**Aim of the task**
Work out how many lines below contain "directo", then write only that number.

**Extracted entries**
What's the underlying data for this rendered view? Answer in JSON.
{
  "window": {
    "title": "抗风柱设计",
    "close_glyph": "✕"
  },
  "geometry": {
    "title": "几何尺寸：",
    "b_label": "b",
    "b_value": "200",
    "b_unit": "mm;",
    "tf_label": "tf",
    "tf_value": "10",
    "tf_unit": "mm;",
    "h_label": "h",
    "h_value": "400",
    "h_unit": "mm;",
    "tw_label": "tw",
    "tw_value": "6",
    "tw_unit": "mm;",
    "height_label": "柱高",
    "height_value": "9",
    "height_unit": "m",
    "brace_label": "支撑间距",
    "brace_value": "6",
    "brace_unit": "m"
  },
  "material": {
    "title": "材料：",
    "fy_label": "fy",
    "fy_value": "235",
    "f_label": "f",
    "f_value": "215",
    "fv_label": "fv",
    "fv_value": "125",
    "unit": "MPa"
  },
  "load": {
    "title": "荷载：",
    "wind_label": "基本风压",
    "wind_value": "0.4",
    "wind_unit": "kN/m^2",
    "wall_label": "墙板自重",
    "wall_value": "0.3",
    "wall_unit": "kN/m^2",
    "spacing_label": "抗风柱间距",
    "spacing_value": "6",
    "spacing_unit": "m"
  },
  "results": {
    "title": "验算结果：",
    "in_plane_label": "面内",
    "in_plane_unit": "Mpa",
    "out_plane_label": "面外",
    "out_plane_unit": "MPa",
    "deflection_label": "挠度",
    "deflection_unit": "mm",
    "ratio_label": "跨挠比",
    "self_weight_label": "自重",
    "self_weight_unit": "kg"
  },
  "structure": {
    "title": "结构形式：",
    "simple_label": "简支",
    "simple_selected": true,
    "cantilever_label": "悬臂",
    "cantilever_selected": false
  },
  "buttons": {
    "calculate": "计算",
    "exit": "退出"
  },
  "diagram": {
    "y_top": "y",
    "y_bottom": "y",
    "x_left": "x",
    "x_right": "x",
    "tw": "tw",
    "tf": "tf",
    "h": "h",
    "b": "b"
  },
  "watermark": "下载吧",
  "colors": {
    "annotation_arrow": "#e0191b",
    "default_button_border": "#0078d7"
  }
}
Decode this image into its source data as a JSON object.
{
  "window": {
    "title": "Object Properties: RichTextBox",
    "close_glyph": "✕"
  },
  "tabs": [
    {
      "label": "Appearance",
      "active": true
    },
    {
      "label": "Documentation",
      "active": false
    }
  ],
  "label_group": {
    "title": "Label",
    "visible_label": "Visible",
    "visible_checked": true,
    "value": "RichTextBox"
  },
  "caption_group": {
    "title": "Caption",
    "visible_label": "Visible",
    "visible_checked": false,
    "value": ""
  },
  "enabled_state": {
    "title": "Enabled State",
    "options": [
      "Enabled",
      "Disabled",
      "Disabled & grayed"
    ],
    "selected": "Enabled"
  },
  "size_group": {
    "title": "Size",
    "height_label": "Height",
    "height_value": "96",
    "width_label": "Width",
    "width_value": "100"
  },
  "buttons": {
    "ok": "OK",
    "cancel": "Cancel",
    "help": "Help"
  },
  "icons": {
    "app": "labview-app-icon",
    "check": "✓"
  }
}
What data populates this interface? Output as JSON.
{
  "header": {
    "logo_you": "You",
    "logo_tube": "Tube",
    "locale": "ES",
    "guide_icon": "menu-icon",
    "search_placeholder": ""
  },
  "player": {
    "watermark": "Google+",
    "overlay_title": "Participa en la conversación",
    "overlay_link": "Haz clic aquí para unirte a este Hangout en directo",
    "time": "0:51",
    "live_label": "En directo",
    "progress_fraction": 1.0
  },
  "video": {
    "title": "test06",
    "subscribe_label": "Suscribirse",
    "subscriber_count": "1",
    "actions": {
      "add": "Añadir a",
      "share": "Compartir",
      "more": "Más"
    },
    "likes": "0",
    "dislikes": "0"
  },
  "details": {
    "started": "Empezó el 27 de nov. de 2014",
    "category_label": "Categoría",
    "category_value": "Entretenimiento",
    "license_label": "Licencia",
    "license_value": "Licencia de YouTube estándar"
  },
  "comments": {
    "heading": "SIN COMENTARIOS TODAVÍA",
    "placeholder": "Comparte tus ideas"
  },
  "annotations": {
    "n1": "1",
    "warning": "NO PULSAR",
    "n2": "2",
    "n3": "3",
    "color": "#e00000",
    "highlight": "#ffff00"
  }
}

**Task solution**
2